When a group of third graders freed 72,000 ladybugs inside the Mall of America, it looked as though "A Bug's Life" met "War of the Worlds."

But seriously, it was not to perform a collaborative Hollywood rendition, rather it was meant to get rid of pesky aphids that were eating away the tropical plants occupying the mall.

"Ladybugs are what I like to call, sort of a biological defense system," the MOA's Senior Manager of Environmental Services Lydell Newby, told KARE 11.

Yes, ladybugs have an insatiable appetite for aphids, and because of an Earth Day event, the mall wanted to implement an environmental-friendly way to remove the aphids.

But some customers voiced their complaints against MOA, fearing the ladybug deliverance spilled infestation into the food court.

But if you were given the choice to dine with ladybugs or aphids, which would you choose?

Before you decide, there is one primary reason why ladybugs are healthy for people. It cuts the pesticide out of our diet.

According to the Environmental Protection Agency, some pesticides containing organophosphates and carbamates interact with the nervous system, while other contaminants aggravate the eyes and skin. Even worse, some pesticides could be carcinogenic, disrupt hormones regulation, or interrupt the reproductive system.

If chemical controls were used, it could have partly reduced the number of aphids infesting the plants while also contaminating neighboring properties or even mixing with water system.
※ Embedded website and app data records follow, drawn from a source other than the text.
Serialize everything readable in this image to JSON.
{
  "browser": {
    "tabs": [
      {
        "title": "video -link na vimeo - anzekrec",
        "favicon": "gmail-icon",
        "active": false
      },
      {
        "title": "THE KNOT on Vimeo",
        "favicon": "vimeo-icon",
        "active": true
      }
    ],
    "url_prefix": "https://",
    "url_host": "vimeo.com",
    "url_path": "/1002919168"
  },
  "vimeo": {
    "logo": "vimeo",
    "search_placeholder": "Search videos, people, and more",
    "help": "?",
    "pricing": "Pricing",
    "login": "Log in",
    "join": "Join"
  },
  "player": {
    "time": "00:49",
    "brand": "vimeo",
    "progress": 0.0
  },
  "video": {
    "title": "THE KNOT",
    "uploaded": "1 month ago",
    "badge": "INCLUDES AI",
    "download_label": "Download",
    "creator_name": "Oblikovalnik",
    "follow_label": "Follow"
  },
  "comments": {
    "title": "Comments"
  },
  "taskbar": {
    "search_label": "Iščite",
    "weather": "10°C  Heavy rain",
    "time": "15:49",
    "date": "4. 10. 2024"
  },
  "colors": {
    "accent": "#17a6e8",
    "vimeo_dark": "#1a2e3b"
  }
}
Aphids have a voracious appetite for vegetables and pass on viruses to squash, cucumbers, pumpkins, melons, lettuces and bok choy, among others, according to the University of California Agriculture and Natural Resources.

So even if we can't contract those plant infections, no one wants to munch on damaged honeydews or toxic-injected wheat products.

"We've been doing this for years," the MOA spokesperson said. "No ladybug takeover yet. Chances are, you've visited the mall during this short period and have never noticed them. They are completely harmless."

The mall, located in Bloomington, Minn., has been green since 1992, according to the MOA blog. It recycles more than 2,400 tons of food waste for farms making enough to feed a million hogs a year, and converts 600,000 pounds of fryer fat from the restaurant into bio-diesel that powers the mall's security automobiles.